Aim of the task – For each record here, output an exact copy.
START Record set
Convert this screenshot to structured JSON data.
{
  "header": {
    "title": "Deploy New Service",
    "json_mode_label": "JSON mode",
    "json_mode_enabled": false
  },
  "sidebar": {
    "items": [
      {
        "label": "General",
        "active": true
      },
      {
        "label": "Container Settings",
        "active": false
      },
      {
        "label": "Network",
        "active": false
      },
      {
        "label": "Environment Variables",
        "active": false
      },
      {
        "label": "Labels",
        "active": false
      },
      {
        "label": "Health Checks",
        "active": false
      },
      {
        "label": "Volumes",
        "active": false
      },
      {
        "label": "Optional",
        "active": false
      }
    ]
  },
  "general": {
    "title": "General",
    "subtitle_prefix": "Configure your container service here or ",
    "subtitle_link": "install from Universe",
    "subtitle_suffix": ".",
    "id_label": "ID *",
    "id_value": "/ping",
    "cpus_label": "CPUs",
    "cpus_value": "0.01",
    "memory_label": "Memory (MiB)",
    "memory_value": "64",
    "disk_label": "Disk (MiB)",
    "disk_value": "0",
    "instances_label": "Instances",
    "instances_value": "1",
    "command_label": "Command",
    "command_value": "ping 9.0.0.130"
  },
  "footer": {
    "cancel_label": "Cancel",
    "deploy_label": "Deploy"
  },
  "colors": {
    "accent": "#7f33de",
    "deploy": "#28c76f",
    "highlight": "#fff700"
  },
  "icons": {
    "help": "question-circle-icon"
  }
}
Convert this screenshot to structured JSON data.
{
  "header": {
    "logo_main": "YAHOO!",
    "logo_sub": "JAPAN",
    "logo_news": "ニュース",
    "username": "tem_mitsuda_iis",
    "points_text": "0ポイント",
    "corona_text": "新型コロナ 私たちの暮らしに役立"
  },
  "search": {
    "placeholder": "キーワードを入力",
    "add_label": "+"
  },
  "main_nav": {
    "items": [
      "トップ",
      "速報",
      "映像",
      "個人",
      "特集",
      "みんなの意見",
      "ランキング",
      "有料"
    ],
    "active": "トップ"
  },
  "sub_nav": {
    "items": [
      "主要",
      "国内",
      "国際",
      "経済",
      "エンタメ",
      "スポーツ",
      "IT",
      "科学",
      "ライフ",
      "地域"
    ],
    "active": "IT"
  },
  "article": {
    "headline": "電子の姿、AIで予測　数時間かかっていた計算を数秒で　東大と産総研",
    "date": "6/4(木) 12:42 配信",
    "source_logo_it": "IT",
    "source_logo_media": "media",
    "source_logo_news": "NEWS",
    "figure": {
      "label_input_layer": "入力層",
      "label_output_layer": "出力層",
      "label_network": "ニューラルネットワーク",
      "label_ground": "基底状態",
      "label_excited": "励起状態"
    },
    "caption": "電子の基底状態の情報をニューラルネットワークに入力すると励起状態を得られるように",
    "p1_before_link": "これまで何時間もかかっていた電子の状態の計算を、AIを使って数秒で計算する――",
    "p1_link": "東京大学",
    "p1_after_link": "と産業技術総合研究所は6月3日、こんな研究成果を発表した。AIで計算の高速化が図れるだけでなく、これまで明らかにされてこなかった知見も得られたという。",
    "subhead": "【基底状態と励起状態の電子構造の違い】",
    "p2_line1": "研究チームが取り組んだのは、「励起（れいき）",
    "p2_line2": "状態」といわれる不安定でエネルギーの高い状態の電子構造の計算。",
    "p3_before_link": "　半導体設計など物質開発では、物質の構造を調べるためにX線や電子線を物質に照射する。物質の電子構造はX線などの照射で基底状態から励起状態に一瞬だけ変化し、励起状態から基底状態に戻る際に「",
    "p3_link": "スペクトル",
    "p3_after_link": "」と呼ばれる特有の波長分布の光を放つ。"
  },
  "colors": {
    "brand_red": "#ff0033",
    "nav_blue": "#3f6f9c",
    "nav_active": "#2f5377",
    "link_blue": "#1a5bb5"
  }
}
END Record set
Task response –
Convert this screenshot to structured JSON data.
{
  "header": {
    "title": "Deploy New Service",
    "json_mode_label": "JSON mode",
    "json_mode_enabled": false
  },
  "sidebar": {
    "items": [
      {
        "label": "General",
        "active": true
      },
      {
        "label": "Container Settings",
        "active": false
      },
      {
        "label": "Network",
        "active": false
      },
      {
        "label": "Environment Variables",
        "active": false
      },
      {
        "label": "Labels",
        "active": false
      },
      {
        "label": "Health Checks",
        "active": false
      },
      {
        "label": "Volumes",
        "active": false
      },
      {
        "label": "Optional",
        "active": false
      }
    ]
  },
  "general": {
    "title": "General",
    "subtitle_prefix": "Configure your container service here or ",
    "subtitle_link": "install from Universe",
    "subtitle_suffix": ".",
    "id_label": "ID *",
    "id_value": "/ping",
    "cpus_label": "CPUs",
    "cpus_value": "0.01",
    "memory_label": "Memory (MiB)",
    "memory_value": "64",
    "disk_label": "Disk (MiB)",
    "disk_value": "0",
    "instances_label": "Instances",
    "instances_value": "1",
    "command_label": "Command",
    "command_value": "ping 9.0.0.130"
  },
  "footer": {
    "cancel_label": "Cancel",
    "deploy_label": "Deploy"
  },
  "colors": {
    "accent": "#7f33de",
    "deploy": "#28c76f",
    "highlight": "#fff700"
  },
  "icons": {
    "help": "question-circle-icon"
  }
}
Convert this screenshot to structured JSON data.
{
  "header": {
    "logo_main": "YAHOO!",
    "logo_sub": "JAPAN",
    "logo_news": "ニュース",
    "username": "tem_mitsuda_iis",
    "points_text": "0ポイント",
    "corona_text": "新型コロナ 私たちの暮らしに役立"
  },
  "search": {
    "placeholder": "キーワードを入力",
    "add_label": "+"
  },
  "main_nav": {
    "items": [
      "トップ",
      "速報",
      "映像",
      "個人",
      "特集",
      "みんなの意見",
      "ランキング",
      "有料"
    ],
    "active": "トップ"
  },
  "sub_nav": {
    "items": [
      "主要",
      "国内",
      "国際",
      "経済",
      "エンタメ",
      "スポーツ",
      "IT",
      "科学",
      "ライフ",
      "地域"
    ],
    "active": "IT"
  },
  "article": {
    "headline": "電子の姿、AIで予測　数時間かかっていた計算を数秒で　東大と産総研",
    "date": "6/4(木) 12:42 配信",
    "source_logo_it": "IT",
    "source_logo_media": "media",
    "source_logo_news": "NEWS",
    "figure": {
      "label_input_layer": "入力層",
      "label_output_layer": "出力層",
      "label_network": "ニューラルネットワーク",
      "label_ground": "基底状態",
      "label_excited": "励起状態"
    },
    "caption": "電子の基底状態の情報をニューラルネットワークに入力すると励起状態を得られるように",
    "p1_before_link": "これまで何時間もかかっていた電子の状態の計算を、AIを使って数秒で計算する――",
    "p1_link": "東京大学",
    "p1_after_link": "と産業技術総合研究所は6月3日、こんな研究成果を発表した。AIで計算の高速化が図れるだけでなく、これまで明らかにされてこなかった知見も得られたという。",
    "subhead": "【基底状態と励起状態の電子構造の違い】",
    "p2_line1": "研究チームが取り組んだのは、「励起（れいき）",
    "p2_line2": "状態」といわれる不安定でエネルギーの高い状態の電子構造の計算。",
    "p3_before_link": "　半導体設計など物質開発では、物質の構造を調べるためにX線や電子線を物質に照射する。物質の電子構造はX線などの照射で基底状態から励起状態に一瞬だけ変化し、励起状態から基底状態に戻る際に「",
    "p3_link": "スペクトル",
    "p3_after_link": "」と呼ばれる特有の波長分布の光を放つ。"
  },
  "colors": {
    "brand_red": "#ff0033",
    "nav_blue": "#3f6f9c",
    "nav_active": "#2f5377",
    "link_blue": "#1a5bb5"
  }
}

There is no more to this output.